Problem to work on ->
Repeat every line of the material, character for character.

Extracted entries ->
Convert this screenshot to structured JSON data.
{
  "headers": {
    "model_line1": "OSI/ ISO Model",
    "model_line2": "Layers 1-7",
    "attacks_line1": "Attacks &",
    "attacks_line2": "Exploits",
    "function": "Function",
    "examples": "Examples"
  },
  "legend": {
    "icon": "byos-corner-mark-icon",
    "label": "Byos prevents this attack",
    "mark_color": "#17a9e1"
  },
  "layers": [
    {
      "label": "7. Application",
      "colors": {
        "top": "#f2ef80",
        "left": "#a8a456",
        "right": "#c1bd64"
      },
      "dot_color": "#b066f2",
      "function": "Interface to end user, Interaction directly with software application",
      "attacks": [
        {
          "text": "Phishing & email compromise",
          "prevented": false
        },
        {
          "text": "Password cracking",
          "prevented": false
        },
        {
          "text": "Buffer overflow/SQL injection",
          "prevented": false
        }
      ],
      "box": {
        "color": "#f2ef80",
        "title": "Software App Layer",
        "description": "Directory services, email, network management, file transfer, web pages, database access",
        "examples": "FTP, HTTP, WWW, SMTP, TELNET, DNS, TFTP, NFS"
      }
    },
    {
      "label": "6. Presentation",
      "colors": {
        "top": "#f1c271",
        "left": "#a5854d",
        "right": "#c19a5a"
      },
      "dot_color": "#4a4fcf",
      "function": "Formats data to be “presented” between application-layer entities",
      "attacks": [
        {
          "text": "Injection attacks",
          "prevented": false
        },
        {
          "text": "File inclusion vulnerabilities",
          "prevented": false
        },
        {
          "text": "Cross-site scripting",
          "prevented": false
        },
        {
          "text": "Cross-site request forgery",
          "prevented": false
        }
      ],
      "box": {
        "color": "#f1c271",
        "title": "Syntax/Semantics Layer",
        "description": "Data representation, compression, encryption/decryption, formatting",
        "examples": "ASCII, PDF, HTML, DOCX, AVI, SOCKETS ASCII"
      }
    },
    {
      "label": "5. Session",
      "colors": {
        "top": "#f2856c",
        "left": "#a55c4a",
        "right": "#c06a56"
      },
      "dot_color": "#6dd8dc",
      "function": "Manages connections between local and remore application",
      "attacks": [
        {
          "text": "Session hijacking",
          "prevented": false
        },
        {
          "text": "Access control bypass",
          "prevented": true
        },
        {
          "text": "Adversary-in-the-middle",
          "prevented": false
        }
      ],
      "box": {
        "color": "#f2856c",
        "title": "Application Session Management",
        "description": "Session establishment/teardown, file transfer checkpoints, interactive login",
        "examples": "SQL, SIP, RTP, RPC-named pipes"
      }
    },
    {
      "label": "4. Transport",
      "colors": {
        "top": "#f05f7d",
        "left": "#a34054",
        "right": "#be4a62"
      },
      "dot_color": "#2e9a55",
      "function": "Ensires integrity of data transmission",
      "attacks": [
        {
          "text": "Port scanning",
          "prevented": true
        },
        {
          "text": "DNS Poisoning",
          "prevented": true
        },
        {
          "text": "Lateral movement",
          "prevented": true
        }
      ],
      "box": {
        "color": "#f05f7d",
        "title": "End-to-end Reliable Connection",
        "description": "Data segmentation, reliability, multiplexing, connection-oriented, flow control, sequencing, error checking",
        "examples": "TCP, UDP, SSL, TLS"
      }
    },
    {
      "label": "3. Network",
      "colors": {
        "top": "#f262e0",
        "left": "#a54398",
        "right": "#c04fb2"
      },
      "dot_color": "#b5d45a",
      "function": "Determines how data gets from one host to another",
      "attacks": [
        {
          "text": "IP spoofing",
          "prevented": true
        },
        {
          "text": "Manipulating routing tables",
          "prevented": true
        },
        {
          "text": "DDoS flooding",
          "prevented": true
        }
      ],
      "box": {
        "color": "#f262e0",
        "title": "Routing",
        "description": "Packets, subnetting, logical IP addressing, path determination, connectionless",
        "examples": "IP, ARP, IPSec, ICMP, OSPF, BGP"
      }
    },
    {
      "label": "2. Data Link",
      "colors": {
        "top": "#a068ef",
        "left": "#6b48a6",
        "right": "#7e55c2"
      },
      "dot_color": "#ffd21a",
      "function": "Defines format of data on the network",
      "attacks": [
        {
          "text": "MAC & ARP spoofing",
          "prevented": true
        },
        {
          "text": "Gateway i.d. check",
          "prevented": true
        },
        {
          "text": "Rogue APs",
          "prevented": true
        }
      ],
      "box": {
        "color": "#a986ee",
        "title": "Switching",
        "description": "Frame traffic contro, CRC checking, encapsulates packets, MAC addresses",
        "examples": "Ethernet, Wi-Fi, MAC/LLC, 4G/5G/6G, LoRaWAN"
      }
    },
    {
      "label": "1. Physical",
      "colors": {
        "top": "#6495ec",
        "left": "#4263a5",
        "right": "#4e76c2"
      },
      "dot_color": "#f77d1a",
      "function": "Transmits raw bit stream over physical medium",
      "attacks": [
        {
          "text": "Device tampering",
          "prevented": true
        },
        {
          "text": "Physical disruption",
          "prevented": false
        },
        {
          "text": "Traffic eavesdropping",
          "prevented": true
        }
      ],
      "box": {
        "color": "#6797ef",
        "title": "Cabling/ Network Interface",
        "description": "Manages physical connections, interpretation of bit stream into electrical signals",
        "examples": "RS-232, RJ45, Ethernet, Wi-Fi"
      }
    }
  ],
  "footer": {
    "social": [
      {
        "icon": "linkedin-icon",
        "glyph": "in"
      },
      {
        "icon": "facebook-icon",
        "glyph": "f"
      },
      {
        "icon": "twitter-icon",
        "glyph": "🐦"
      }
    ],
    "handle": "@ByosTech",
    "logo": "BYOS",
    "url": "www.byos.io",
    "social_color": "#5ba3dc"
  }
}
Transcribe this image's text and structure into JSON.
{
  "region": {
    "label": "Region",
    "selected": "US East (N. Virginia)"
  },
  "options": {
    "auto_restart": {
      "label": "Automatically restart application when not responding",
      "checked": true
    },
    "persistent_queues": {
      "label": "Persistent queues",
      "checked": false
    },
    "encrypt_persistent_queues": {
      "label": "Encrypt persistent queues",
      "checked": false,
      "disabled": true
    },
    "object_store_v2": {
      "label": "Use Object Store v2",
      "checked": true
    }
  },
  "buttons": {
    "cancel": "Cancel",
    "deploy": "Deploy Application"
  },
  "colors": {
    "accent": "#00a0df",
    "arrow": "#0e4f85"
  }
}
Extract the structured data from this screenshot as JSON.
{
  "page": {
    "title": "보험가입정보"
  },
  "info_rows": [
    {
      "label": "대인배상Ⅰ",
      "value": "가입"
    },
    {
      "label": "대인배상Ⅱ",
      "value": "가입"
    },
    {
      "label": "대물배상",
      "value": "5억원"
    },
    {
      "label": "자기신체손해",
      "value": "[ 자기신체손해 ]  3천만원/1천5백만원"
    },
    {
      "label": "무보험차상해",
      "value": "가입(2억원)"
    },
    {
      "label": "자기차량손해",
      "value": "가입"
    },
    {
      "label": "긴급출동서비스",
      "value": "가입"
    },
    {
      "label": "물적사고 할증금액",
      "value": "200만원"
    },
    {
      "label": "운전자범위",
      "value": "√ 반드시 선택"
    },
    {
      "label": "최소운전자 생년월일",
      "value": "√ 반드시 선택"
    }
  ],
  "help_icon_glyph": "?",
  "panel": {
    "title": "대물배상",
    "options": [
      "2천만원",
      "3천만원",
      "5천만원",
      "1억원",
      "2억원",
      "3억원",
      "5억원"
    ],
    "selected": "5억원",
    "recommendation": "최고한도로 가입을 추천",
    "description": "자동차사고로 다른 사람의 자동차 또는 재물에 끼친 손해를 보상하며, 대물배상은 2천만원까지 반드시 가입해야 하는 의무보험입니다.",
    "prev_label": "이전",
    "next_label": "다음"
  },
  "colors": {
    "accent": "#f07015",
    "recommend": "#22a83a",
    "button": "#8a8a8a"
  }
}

Exercise response ->
Convert this screenshot to structured JSON data.
{
  "headers": {
    "model_line1": "OSI/ ISO Model",
    "model_line2": "Layers 1-7",
    "attacks_line1": "Attacks &",
    "attacks_line2": "Exploits",
    "function": "Function",
    "examples": "Examples"
  },
  "legend": {
    "icon": "byos-corner-mark-icon",
    "label": "Byos prevents this attack",
    "mark_color": "#17a9e1"
  },
  "layers": [
    {
      "label": "7. Application",
      "colors": {
        "top": "#f2ef80",
        "left": "#a8a456",
        "right": "#c1bd64"
      },
      "dot_color": "#b066f2",
      "function": "Interface to end user, Interaction directly with software application",
      "attacks": [
        {
          "text": "Phishing & email compromise",
          "prevented": false
        },
        {
          "text": "Password cracking",
          "prevented": false
        },
        {
          "text": "Buffer overflow/SQL injection",
          "prevented": false
        }
      ],
      "box": {
        "color": "#f2ef80",
        "title": "Software App Layer",
        "description": "Directory services, email, network management, file transfer, web pages, database access",
        "examples": "FTP, HTTP, WWW, SMTP, TELNET, DNS, TFTP, NFS"
      }
    },
    {
      "label": "6. Presentation",
      "colors": {
        "top": "#f1c271",
        "left": "#a5854d",
        "right": "#c19a5a"
      },
      "dot_color": "#4a4fcf",
      "function": "Formats data to be “presented” between application-layer entities",
      "attacks": [
        {
          "text": "Injection attacks",
          "prevented": false
        },
        {
          "text": "File inclusion vulnerabilities",
          "prevented": false
        },
        {
          "text": "Cross-site scripting",
          "prevented": false
        },
        {
          "text": "Cross-site request forgery",
          "prevented": false
        }
      ],
      "box": {
        "color": "#f1c271",
        "title": "Syntax/Semantics Layer",
        "description": "Data representation, compression, encryption/decryption, formatting",
        "examples": "ASCII, PDF, HTML, DOCX, AVI, SOCKETS ASCII"
      }
    },
    {
      "label": "5. Session",
      "colors": {
        "top": "#f2856c",
        "left": "#a55c4a",
        "right": "#c06a56"
      },
      "dot_color": "#6dd8dc",
      "function": "Manages connections between local and remore application",
      "attacks": [
        {
          "text": "Session hijacking",
          "prevented": false
        },
        {
          "text": "Access control bypass",
          "prevented": true
        },
        {
          "text": "Adversary-in-the-middle",
          "prevented": false
        }
      ],
      "box": {
        "color": "#f2856c",
        "title": "Application Session Management",
        "description": "Session establishment/teardown, file transfer checkpoints, interactive login",
        "examples": "SQL, SIP, RTP, RPC-named pipes"
      }
    },
    {
      "label": "4. Transport",
      "colors": {
        "top": "#f05f7d",
        "left": "#a34054",
        "right": "#be4a62"
      },
      "dot_color": "#2e9a55",
      "function": "Ensires integrity of data transmission",
      "attacks": [
        {
          "text": "Port scanning",
          "prevented": true
        },
        {
          "text": "DNS Poisoning",
          "prevented": true
        },
        {
          "text": "Lateral movement",
          "prevented": true
        }
      ],
      "box": {
        "color": "#f05f7d",
        "title": "End-to-end Reliable Connection",
        "description": "Data segmentation, reliability, multiplexing, connection-oriented, flow control, sequencing, error checking",
        "examples": "TCP, UDP, SSL, TLS"
      }
    },
    {
      "label": "3. Network",
      "colors": {
        "top": "#f262e0",
        "left": "#a54398",
        "right": "#c04fb2"
      },
      "dot_color": "#b5d45a",
      "function": "Determines how data gets from one host to another",
      "attacks": [
        {
          "text": "IP spoofing",
          "prevented": true
        },
        {
          "text": "Manipulating routing tables",
          "prevented": true
        },
        {
          "text": "DDoS flooding",
          "prevented": true
        }
      ],
      "box": {
        "color": "#f262e0",
        "title": "Routing",
        "description": "Packets, subnetting, logical IP addressing, path determination, connectionless",
        "examples": "IP, ARP, IPSec, ICMP, OSPF, BGP"
      }
    },
    {
      "label": "2. Data Link",
      "colors": {
        "top": "#a068ef",
        "left": "#6b48a6",
        "right": "#7e55c2"
      },
      "dot_color": "#ffd21a",
      "function": "Defines format of data on the network",
      "attacks": [
        {
          "text": "MAC & ARP spoofing",
          "prevented": true
        },
        {
          "text": "Gateway i.d. check",
          "prevented": true
        },
        {
          "text": "Rogue APs",
          "prevented": true
        }
      ],
      "box": {
        "color": "#a986ee",
        "title": "Switching",
        "description": "Frame traffic contro, CRC checking, encapsulates packets, MAC addresses",
        "examples": "Ethernet, Wi-Fi, MAC/LLC, 4G/5G/6G, LoRaWAN"
      }
    },
    {
      "label": "1. Physical",
      "colors": {
        "top": "#6495ec",
        "left": "#4263a5",
        "right": "#4e76c2"
      },
      "dot_color": "#f77d1a",
      "function": "Transmits raw bit stream over physical medium",
      "attacks": [
        {
          "text": "Device tampering",
          "prevented": true
        },
        {
          "text": "Physical disruption",
          "prevented": false
        },
        {
          "text": "Traffic eavesdropping",
          "prevented": true
        }
      ],
      "box": {
        "color": "#6797ef",
        "title": "Cabling/ Network Interface",
        "description": "Manages physical connections, interpretation of bit stream into electrical signals",
        "examples": "RS-232, RJ45, Ethernet, Wi-Fi"
      }
    }
  ],
  "footer": {
    "social": [
      {
        "icon": "linkedin-icon",
        "glyph": "in"
      },
      {
        "icon": "facebook-icon",
        "glyph": "f"
      },
      {
        "icon": "twitter-icon",
        "glyph": "🐦"
      }
    ],
    "handle": "@ByosTech",
    "logo": "BYOS",
    "url": "www.byos.io",
    "social_color": "#5ba3dc"
  }
}
Transcribe this image's text and structure into JSON.
{
  "region": {
    "label": "Region",
    "selected": "US East (N. Virginia)"
  },
  "options": {
    "auto_restart": {
      "label": "Automatically restart application when not responding",
      "checked": true
    },
    "persistent_queues": {
      "label": "Persistent queues",
      "checked": false
    },
    "encrypt_persistent_queues": {
      "label": "Encrypt persistent queues",
      "checked": false,
      "disabled": true
    },
    "object_store_v2": {
      "label": "Use Object Store v2",
      "checked": true
    }
  },
  "buttons": {
    "cancel": "Cancel",
    "deploy": "Deploy Application"
  },
  "colors": {
    "accent": "#00a0df",
    "arrow": "#0e4f85"
  }
}
Extract the structured data from this screenshot as JSON.
{
  "page": {
    "title": "보험가입정보"
  },
  "info_rows": [
    {
      "label": "대인배상Ⅰ",
      "value": "가입"
    },
    {
      "label": "대인배상Ⅱ",
      "value": "가입"
    },
    {
      "label": "대물배상",
      "value": "5억원"
    },
    {
      "label": "자기신체손해",
      "value": "[ 자기신체손해 ]  3천만원/1천5백만원"
    },
    {
      "label": "무보험차상해",
      "value": "가입(2억원)"
    },
    {
      "label": "자기차량손해",
      "value": "가입"
    },
    {
      "label": "긴급출동서비스",
      "value": "가입"
    },
    {
      "label": "물적사고 할증금액",
      "value": "200만원"
    },
    {
      "label": "운전자범위",
      "value": "√ 반드시 선택"
    },
    {
      "label": "최소운전자 생년월일",
      "value": "√ 반드시 선택"
    }
  ],
  "help_icon_glyph": "?",
  "panel": {
    "title": "대물배상",
    "options": [
      "2천만원",
      "3천만원",
      "5천만원",
      "1억원",
      "2억원",
      "3억원",
      "5억원"
    ],
    "selected": "5억원",
    "recommendation": "최고한도로 가입을 추천",
    "description": "자동차사고로 다른 사람의 자동차 또는 재물에 끼친 손해를 보상하며, 대물배상은 2천만원까지 반드시 가입해야 하는 의무보험입니다.",
    "prev_label": "이전",
    "next_label": "다음"
  },
  "colors": {
    "accent": "#f07015",
    "recommend": "#22a83a",
    "button": "#8a8a8a"
  }
}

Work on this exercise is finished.